### AIM OF THE TASK
Each line of the listing below must be retyped exactly, with images left out.

──────── INPUT RECORDS ────────

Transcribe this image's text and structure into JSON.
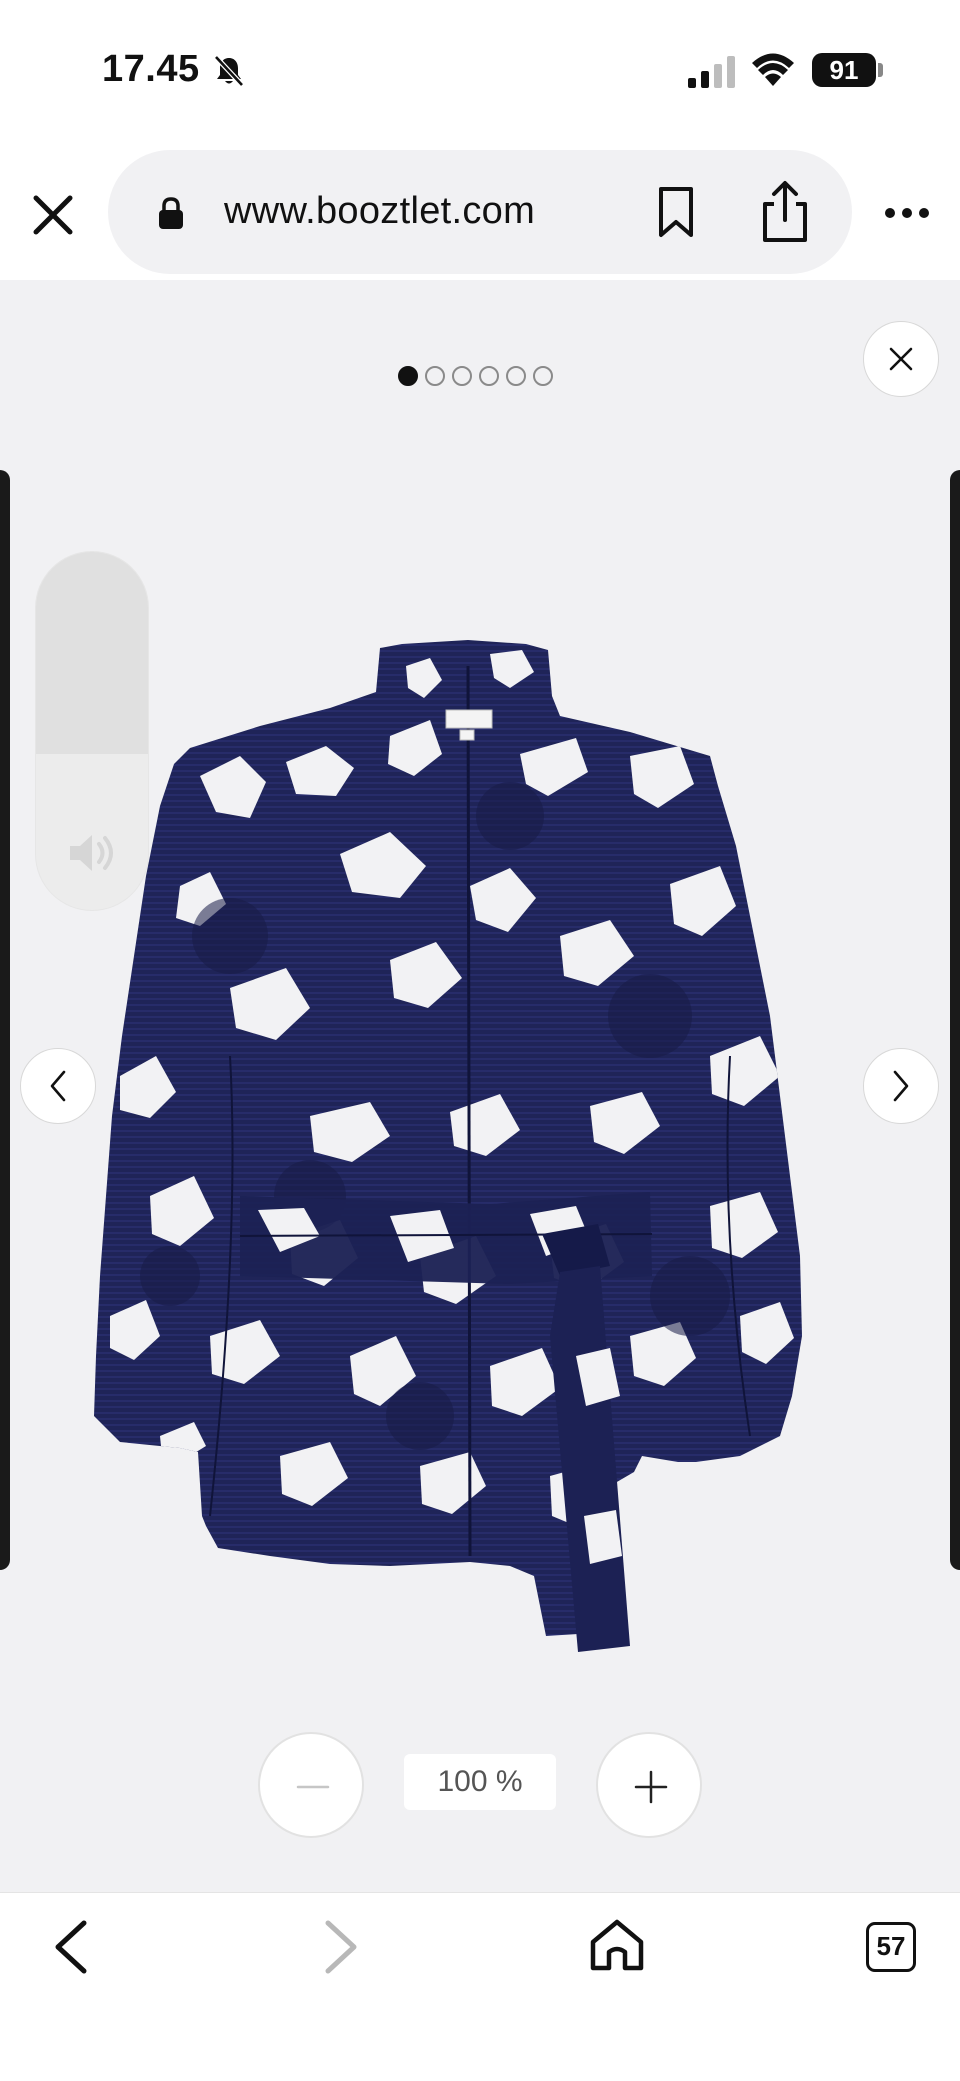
{
  "status_bar": {
    "time": "17.45",
    "battery": "91"
  },
  "browser": {
    "url": "www.booztlet.com"
  },
  "gallery": {
    "image_count": 6,
    "active_index": 0,
    "zoom_level": "100 %"
  },
  "tab_bar": {
    "tabs_count": "57"
  },
  "icons": [
    "bell-slash-icon",
    "signal-icon",
    "wifi-icon",
    "close-icon",
    "lock-icon",
    "bookmark-icon",
    "share-icon",
    "more-icon",
    "chevron-left-icon",
    "chevron-right-icon",
    "speaker-icon",
    "minus-icon",
    "plus-icon",
    "home-icon"
  ],
  "colors": {
    "viewer_background": "#f1f1f3",
    "jacket_navy": "#1f2458",
    "pattern_white": "#f2f2f4"
  }
}
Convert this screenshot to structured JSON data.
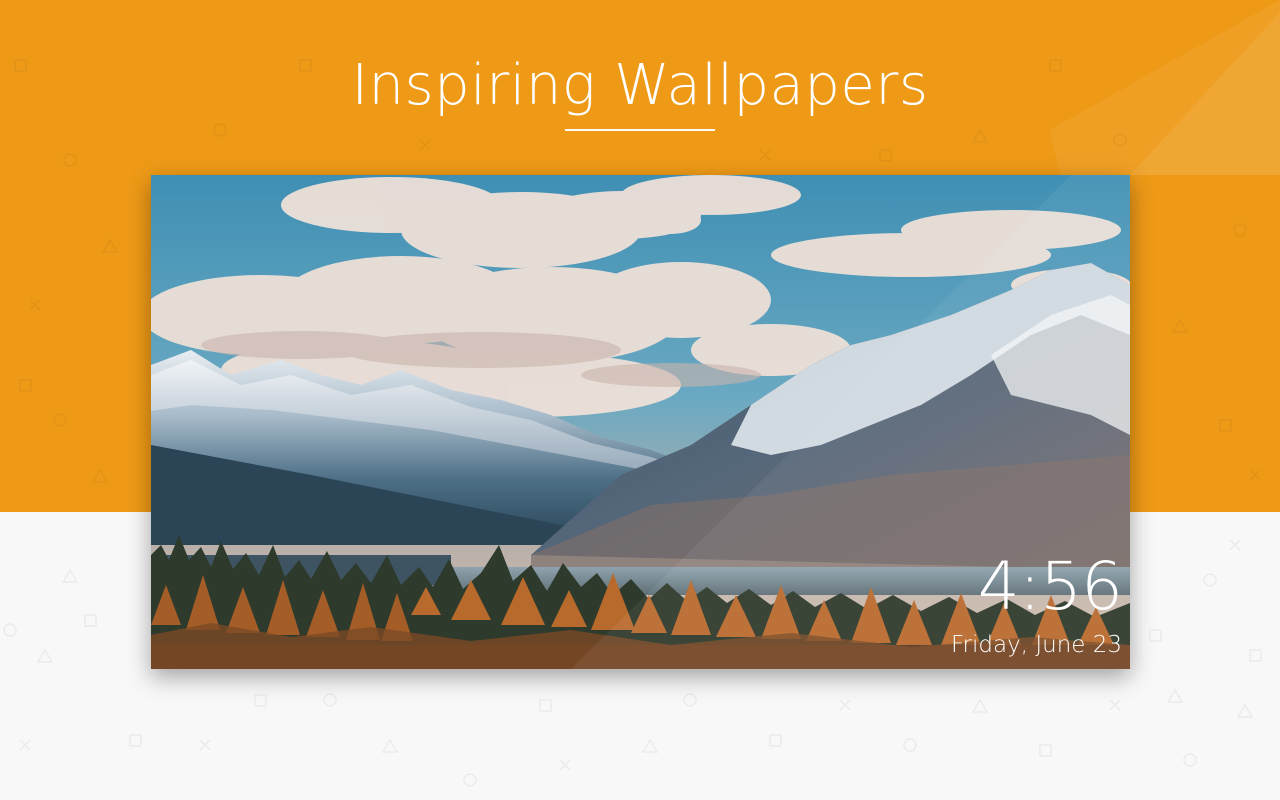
{
  "header": {
    "title": "Inspiring Wallpapers"
  },
  "lock_screen_preview": {
    "time": "4:56",
    "date": "Friday, June 23",
    "wallpaper": "mountain-lake-landscape"
  },
  "colors": {
    "banner": "#ee9a17",
    "background": "#f8f8f8",
    "text": "#ffffff"
  }
}
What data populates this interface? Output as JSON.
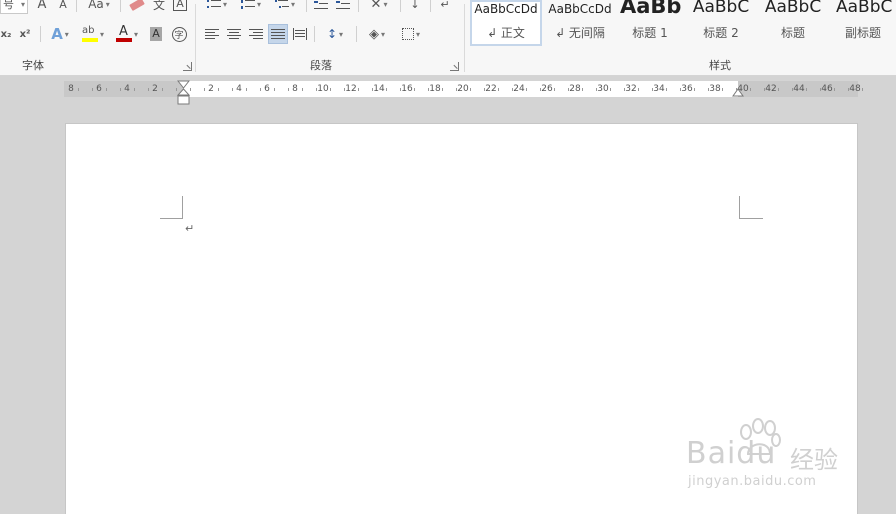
{
  "ribbon": {
    "font_group": {
      "label": "字体",
      "size_box_text": "号",
      "grow_font": "A",
      "shrink_font": "A",
      "change_case": "Aa",
      "subscript": "x₂",
      "superscript": "x²",
      "text_effects": "A",
      "highlight": "ab",
      "font_color": "A",
      "char_shading": "A",
      "enclose_char": "字",
      "phonetic": "文",
      "char_border": "A"
    },
    "paragraph_group": {
      "label": "段落"
    },
    "styles_group": {
      "label": "样式",
      "items": [
        {
          "sample": "AaBbCcDd",
          "name": "↲ 正文",
          "selected": true
        },
        {
          "sample": "AaBbCcDd",
          "name": "↲ 无间隔",
          "selected": false
        },
        {
          "sample": "AaBb",
          "name": "标题 1",
          "selected": false
        },
        {
          "sample": "AaBbC",
          "name": "标题 2",
          "selected": false
        },
        {
          "sample": "AaBbC",
          "name": "标题",
          "selected": false
        },
        {
          "sample": "AaBbC",
          "name": "副标题",
          "selected": false
        }
      ]
    }
  },
  "ruler": {
    "left_numbers": [
      "8",
      "6",
      "4",
      "2"
    ],
    "right_numbers": [
      "2",
      "4",
      "6",
      "8",
      "10",
      "12",
      "14",
      "16",
      "18",
      "20",
      "22",
      "24",
      "26",
      "28",
      "30",
      "32",
      "34",
      "36",
      "38",
      "40",
      "42",
      "44",
      "46",
      "48"
    ]
  },
  "document": {
    "paragraph_mark": "↵"
  },
  "watermark": {
    "brand": "Baidu",
    "brand_cn": "经验",
    "url": "jingyan.baidu.com"
  },
  "colors": {
    "highlight_yellow": "#ffff00",
    "font_color_red": "#c00000",
    "accent_blue": "#c5d6ea"
  }
}
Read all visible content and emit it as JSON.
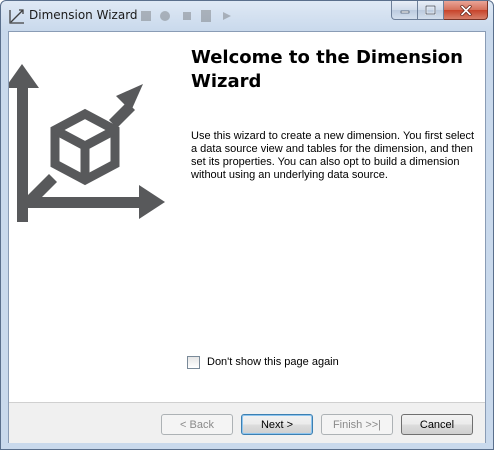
{
  "window": {
    "title": "Dimension Wizard",
    "icon": "wizard-icon"
  },
  "controls": {
    "minimize_icon": "minimize-icon",
    "maximize_icon": "maximize-icon",
    "close_icon": "close-icon"
  },
  "content": {
    "heading": "Welcome to the Dimension Wizard",
    "description": "Use this wizard to create a new dimension. You first select a data source view and tables for the dimension, and then set its properties. You can also opt to build a dimension without using an underlying data source.",
    "graphic_icon": "cube-axes-icon",
    "dont_show_label": "Don't show this page again",
    "dont_show_checked": false
  },
  "buttons": {
    "back": "< Back",
    "next": "Next >",
    "finish": "Finish >>|",
    "cancel": "Cancel"
  },
  "colors": {
    "graphic": "#58595b",
    "accent": "#3c7fb1"
  }
}
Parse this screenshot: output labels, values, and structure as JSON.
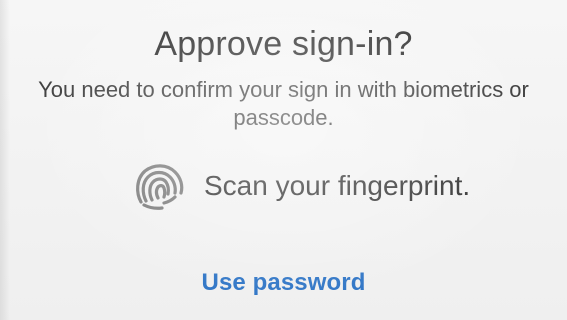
{
  "dialog": {
    "title": "Approve sign-in?",
    "subtitle": "You need to confirm your sign in with biometrics or passcode.",
    "fingerprint": {
      "icon": "fingerprint-icon",
      "text": "Scan your fingerprint."
    },
    "use_password_label": "Use password"
  },
  "colors": {
    "text_primary": "#2f2f2f",
    "text_secondary": "#3d3d3d",
    "link": "#2f75c6",
    "background": "#f3f3f3"
  }
}
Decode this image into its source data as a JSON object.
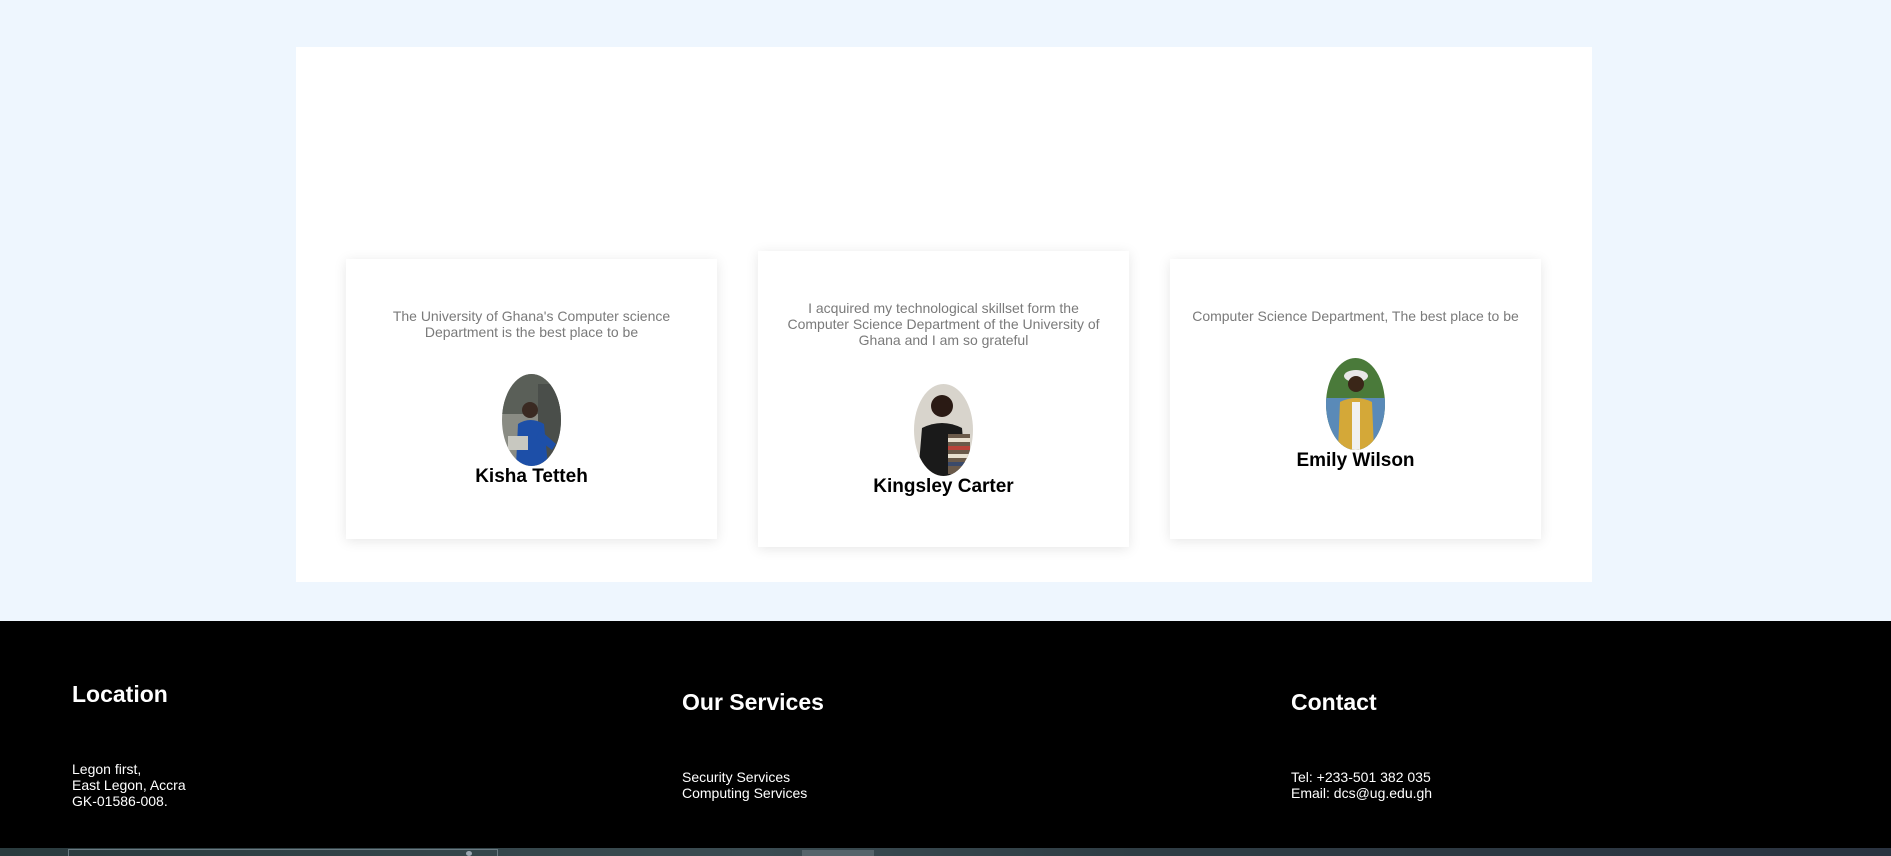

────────

### EXPECTED ANSWER
Transcribe this image's text and structure into JSON.
{
  "status_bar": {
    "time": "17.45",
    "battery": "91"
  },
  "browser": {
    "url": "www.booztlet.com"
  },
  "gallery": {
    "image_count": 6,
    "active_index": 0,
    "zoom_level": "100 %"
  },
  "tab_bar": {
    "tabs_count": "57"
  },
  "icons": [
    "bell-slash-icon",
    "signal-icon",
    "wifi-icon",
    "close-icon",
    "lock-icon",
    "bookmark-icon",
    "share-icon",
    "more-icon",
    "chevron-left-icon",
    "chevron-right-icon",
    "speaker-icon",
    "minus-icon",
    "plus-icon",
    "home-icon"
  ],
  "colors": {
    "viewer_background": "#f1f1f3",
    "jacket_navy": "#1f2458",
    "pattern_white": "#f2f2f4"
  }
}
Convert this screenshot to structured JSON data.
{
  "header": {
    "title": "Inspiring Wallpapers"
  },
  "lock_screen_preview": {
    "time": "4:56",
    "date": "Friday, June 23",
    "wallpaper": "mountain-lake-landscape"
  },
  "colors": {
    "banner": "#ee9a17",
    "background": "#f8f8f8",
    "text": "#ffffff"
  }
}
What data populates this interface? Output as JSON.
{
  "ribbon": {
    "font_group": {
      "label": "字体",
      "size_box_text": "号",
      "grow_font": "A",
      "shrink_font": "A",
      "change_case": "Aa",
      "subscript": "x₂",
      "superscript": "x²",
      "text_effects": "A",
      "highlight": "ab",
      "font_color": "A",
      "char_shading": "A",
      "enclose_char": "字",
      "phonetic": "文",
      "char_border": "A"
    },
    "paragraph_group": {
      "label": "段落"
    },
    "styles_group": {
      "label": "样式",
      "items": [
        {
          "sample": "AaBbCcDd",
          "name": "↲ 正文",
          "selected": true
        },
        {
          "sample": "AaBbCcDd",
          "name": "↲ 无间隔",
          "selected": false
        },
        {
          "sample": "AaBb",
          "name": "标题 1",
          "selected": false
        },
        {
          "sample": "AaBbC",
          "name": "标题 2",
          "selected": false
        },
        {
          "sample": "AaBbC",
          "name": "标题",
          "selected": false
        },
        {
          "sample": "AaBbC",
          "name": "副标题",
          "selected": false
        }
      ]
    }
  },
  "ruler": {
    "left_numbers": [
      "8",
      "6",
      "4",
      "2"
    ],
    "right_numbers": [
      "2",
      "4",
      "6",
      "8",
      "10",
      "12",
      "14",
      "16",
      "18",
      "20",
      "22",
      "24",
      "26",
      "28",
      "30",
      "32",
      "34",
      "36",
      "38",
      "40",
      "42",
      "44",
      "46",
      "48"
    ]
  },
  "document": {
    "paragraph_mark": "↵"
  },
  "watermark": {
    "brand": "Baidu",
    "brand_cn": "经验",
    "url": "jingyan.baidu.com"
  },
  "colors": {
    "highlight_yellow": "#ffff00",
    "font_color_red": "#c00000",
    "accent_blue": "#c5d6ea"
  }
}
Read all visible content and emit it as JSON.
{
  "window": {
    "title": "Dimension Wizard",
    "icon": "wizard-icon"
  },
  "controls": {
    "minimize_icon": "minimize-icon",
    "maximize_icon": "maximize-icon",
    "close_icon": "close-icon"
  },
  "content": {
    "heading": "Welcome to the Dimension Wizard",
    "description": "Use this wizard to create a new dimension. You first select a data source view and tables for the dimension, and then set its properties. You can also opt to build a dimension without using an underlying data source.",
    "graphic_icon": "cube-axes-icon",
    "dont_show_label": "Don't show this page again",
    "dont_show_checked": false
  },
  "buttons": {
    "back": "< Back",
    "next": "Next >",
    "finish": "Finish >>|",
    "cancel": "Cancel"
  },
  "colors": {
    "graphic": "#58595b",
    "accent": "#3c7fb1"
  }
}
Parse this screenshot: output labels, values, and structure as JSON.
{
  "dialog": {
    "title": "Approve sign-in?",
    "subtitle": "You need to confirm your sign in with biometrics or passcode.",
    "fingerprint": {
      "icon": "fingerprint-icon",
      "text": "Scan your fingerprint."
    },
    "use_password_label": "Use password"
  },
  "colors": {
    "text_primary": "#2f2f2f",
    "text_secondary": "#3d3d3d",
    "link": "#2f75c6",
    "background": "#f3f3f3"
  }
}
Decode this image into its source data as a JSON object.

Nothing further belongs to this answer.